A securities class action has been filed against The Honest Company, Inc. (HNST) on behalf of persons and entities that purchased or otherwise acquired The Honest Company common stock pursuant and/or traceable to the registration statement and prospectus (collectively, the “Registration Statement”) issued in connection with the Company’s May 2021 initial public offering (“IPO” or the “Offering”). This case has been filed in the USDC – C.D.CA.
On May 6, 2021, Honest completed its IPO, selling approximately 26 million shares of common stock for $16.00 per share.
Approximately two months after the IPO, on August 13, 2021, before the market opened, Honest announced its second quarter 2021 financial results, reporting a net loss of $20 million, compared to a net loss of only $0.4 million for the second quarter of 2020. Honest disclosed that its revenue grew only 3% as compared to the second quarter of 2020, because it was negatively impacted by “an estimated $3.7 million COVID-19 stock-up impact primarily in Diapers and Wipes in the prior year period.” Honest also disclosed that its Diapers and Wipes category revenue declined 2% compared to the second quarter of 2020. Honest further disclosed that “Household and Wellness revenue declined 6% from the second quarter of 2020 as consumer and customer demand for sanitization products decreased as consumers became vaccinated and customers managed heavy levels of inventory.”

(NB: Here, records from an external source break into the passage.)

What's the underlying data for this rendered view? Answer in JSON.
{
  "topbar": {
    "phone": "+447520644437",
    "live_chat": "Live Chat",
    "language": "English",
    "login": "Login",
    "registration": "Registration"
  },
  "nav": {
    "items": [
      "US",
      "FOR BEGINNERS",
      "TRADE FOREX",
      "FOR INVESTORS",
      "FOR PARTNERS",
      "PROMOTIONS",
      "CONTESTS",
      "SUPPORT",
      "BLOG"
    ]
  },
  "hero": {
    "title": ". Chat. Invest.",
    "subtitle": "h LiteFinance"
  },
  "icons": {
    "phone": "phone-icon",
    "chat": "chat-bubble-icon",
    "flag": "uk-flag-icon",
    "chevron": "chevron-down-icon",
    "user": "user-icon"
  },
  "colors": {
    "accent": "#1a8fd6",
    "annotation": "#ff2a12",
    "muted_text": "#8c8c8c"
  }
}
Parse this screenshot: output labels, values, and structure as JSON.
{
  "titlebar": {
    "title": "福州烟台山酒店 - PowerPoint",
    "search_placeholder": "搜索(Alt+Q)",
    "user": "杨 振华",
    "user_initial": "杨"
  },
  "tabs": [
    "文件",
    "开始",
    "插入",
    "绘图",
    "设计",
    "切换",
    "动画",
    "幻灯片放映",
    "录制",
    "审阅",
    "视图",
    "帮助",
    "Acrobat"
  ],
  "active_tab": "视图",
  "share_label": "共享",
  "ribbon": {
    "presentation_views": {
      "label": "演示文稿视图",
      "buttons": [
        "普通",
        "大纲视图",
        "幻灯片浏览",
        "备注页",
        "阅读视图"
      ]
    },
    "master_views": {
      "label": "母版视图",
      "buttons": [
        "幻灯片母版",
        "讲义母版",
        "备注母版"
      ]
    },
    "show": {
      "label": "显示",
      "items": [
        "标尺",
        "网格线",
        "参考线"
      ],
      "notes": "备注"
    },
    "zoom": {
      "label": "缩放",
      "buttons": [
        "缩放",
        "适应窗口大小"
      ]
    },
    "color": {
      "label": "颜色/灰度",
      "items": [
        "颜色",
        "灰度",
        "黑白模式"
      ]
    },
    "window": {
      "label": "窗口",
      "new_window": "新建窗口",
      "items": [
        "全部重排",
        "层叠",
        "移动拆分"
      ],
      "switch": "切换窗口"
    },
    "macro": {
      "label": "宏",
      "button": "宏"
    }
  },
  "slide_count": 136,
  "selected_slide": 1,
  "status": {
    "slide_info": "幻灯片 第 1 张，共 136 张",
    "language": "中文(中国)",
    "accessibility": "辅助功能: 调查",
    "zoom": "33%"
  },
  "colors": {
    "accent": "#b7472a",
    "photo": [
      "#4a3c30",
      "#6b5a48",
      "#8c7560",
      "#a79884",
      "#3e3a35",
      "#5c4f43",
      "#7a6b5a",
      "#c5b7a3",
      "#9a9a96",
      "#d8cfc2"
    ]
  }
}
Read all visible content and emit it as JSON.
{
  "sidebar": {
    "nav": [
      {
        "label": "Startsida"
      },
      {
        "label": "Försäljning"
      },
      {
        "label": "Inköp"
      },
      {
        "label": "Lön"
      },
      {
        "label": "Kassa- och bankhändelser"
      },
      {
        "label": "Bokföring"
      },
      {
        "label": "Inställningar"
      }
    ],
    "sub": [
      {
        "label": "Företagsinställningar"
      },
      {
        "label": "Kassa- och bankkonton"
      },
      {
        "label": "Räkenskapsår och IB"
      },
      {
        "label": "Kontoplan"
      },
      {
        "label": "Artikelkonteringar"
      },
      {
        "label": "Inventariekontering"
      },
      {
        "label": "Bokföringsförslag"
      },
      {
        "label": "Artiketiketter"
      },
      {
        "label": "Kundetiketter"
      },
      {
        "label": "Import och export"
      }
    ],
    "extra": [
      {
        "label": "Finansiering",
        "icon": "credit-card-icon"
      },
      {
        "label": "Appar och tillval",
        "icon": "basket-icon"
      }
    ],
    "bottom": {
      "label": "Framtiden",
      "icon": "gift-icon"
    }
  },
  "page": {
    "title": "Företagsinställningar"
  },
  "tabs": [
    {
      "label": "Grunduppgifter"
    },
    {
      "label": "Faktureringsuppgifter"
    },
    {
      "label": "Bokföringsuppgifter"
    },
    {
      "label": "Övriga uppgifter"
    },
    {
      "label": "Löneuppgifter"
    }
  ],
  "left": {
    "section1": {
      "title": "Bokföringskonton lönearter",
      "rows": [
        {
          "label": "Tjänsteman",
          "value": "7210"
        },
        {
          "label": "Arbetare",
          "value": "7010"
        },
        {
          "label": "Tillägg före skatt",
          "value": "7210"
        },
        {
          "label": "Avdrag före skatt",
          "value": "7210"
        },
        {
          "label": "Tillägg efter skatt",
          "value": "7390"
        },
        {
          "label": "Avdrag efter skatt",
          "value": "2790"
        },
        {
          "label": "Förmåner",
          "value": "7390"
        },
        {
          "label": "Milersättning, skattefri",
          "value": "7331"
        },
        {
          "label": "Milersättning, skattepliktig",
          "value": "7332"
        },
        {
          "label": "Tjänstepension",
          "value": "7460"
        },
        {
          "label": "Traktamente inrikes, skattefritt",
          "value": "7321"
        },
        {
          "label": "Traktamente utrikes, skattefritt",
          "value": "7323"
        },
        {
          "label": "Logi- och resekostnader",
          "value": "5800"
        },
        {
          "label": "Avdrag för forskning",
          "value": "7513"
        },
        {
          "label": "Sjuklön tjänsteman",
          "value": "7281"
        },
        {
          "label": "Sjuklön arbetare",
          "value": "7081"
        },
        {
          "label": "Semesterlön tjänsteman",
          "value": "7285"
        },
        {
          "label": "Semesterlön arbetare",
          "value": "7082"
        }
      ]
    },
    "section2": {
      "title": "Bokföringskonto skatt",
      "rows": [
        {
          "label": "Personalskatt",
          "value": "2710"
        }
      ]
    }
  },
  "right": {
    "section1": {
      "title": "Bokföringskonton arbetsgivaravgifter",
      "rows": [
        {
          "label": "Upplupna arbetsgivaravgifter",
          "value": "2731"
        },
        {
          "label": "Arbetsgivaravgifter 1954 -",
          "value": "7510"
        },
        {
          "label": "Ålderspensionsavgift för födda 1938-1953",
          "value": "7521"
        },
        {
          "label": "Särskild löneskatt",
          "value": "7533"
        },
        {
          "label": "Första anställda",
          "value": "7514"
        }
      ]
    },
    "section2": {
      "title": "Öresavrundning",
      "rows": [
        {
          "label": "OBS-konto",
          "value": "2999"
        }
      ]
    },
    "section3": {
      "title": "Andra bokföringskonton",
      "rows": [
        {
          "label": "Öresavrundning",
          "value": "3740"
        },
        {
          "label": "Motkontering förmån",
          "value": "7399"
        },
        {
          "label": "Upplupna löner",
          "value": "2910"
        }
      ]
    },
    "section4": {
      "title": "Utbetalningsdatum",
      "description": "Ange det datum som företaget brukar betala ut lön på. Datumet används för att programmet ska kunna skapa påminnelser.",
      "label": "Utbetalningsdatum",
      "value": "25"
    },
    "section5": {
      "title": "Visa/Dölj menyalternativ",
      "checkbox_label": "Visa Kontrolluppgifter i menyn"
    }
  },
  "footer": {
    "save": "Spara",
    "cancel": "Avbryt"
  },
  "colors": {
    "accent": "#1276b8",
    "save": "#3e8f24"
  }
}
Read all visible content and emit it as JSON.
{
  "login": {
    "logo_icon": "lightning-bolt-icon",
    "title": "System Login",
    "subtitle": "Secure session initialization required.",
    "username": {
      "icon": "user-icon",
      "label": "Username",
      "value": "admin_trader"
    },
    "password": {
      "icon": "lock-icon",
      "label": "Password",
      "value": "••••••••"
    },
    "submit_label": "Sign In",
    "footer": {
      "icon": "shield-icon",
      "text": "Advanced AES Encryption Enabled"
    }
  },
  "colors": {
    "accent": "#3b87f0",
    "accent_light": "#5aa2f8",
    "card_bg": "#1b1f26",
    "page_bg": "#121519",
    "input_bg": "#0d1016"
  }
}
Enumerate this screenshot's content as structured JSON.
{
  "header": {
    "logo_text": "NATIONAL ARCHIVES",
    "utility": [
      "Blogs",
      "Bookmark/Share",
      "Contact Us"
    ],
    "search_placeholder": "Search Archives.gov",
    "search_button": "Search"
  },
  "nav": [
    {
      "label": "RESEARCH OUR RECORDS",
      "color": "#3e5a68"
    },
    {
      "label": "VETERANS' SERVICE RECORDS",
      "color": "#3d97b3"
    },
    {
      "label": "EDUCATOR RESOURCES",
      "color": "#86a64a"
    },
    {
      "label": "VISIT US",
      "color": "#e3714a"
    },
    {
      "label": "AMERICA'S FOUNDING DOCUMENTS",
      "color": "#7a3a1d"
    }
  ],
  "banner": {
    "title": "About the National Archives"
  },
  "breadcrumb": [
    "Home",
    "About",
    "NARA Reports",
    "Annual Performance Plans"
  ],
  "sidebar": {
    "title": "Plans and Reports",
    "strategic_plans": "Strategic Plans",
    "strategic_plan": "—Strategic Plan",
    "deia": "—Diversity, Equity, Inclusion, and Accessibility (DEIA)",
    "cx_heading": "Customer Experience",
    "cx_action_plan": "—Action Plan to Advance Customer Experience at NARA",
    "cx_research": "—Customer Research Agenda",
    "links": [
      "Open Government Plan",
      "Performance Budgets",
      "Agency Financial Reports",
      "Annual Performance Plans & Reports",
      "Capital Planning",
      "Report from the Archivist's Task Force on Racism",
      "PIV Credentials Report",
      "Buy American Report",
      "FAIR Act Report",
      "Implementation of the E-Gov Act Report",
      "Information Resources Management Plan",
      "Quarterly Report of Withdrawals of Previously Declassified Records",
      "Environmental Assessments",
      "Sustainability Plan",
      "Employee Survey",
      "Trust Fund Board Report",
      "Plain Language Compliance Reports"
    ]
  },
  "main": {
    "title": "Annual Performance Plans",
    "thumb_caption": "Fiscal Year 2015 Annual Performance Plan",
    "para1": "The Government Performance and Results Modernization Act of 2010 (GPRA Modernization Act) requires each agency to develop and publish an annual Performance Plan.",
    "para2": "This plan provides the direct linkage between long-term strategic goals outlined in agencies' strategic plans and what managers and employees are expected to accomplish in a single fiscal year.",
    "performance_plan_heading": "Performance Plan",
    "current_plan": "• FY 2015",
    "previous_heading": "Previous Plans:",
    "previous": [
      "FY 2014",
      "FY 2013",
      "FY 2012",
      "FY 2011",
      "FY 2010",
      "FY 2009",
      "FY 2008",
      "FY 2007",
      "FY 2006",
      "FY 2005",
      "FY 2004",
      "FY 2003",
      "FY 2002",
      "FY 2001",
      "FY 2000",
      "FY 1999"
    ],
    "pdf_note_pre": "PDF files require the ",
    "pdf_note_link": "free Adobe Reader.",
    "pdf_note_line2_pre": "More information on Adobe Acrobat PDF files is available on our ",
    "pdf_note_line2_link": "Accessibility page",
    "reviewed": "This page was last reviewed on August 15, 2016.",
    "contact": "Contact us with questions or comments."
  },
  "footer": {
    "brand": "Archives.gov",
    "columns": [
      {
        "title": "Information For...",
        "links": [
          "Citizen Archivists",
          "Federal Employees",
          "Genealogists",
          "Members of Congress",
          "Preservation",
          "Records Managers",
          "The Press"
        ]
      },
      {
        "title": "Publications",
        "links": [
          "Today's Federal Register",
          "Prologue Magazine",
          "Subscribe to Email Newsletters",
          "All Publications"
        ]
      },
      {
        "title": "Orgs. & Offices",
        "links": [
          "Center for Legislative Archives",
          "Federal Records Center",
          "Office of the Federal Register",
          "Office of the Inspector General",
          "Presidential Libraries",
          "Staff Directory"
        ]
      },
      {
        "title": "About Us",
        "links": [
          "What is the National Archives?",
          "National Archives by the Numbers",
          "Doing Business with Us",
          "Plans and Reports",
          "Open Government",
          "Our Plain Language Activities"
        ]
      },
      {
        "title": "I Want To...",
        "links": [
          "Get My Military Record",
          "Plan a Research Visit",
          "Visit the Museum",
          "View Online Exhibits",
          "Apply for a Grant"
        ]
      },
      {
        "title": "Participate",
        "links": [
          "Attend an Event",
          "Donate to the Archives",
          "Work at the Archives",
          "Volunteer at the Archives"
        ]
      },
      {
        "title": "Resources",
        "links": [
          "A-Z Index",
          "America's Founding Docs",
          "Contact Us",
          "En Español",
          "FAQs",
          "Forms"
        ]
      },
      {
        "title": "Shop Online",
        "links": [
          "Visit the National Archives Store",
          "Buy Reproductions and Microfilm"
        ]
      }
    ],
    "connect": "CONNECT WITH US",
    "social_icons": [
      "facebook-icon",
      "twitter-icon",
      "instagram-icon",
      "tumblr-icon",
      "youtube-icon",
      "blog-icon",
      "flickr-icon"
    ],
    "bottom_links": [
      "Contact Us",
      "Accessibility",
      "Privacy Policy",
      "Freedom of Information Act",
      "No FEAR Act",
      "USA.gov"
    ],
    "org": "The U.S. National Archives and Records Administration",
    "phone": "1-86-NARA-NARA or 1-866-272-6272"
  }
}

On this news, the Company’s stock price fell $3.98 per share, or 28%, to close at $10.07 per share on August 13, 2021, on unusually heavy trading volume.
On August 19, 2021, the Company’s stock price closed at an all-time low of $9.16 per share, a nearly 43% decline from the $16.00 per share IPO price.
The Registration Statement was materially false and misleading and omitted: (1) that, prior to the IPO, the Company’s results had been significantly impacted by a multimillion-dollar COVID-19 stock-up for products in the Diapers and Wipes category and Household and Wellness category; (2) that, at the time of the IPO, the Company was experiencing decelerating demand for such products; (3) that, as a result, the Company’s financial results would likely be adversely impacted; and (4) that, as a result of the foregoing, Defendants’ positive statements about the Company’s business, operations, and prospects, were materially misleading and/or lacked a reasonable basis.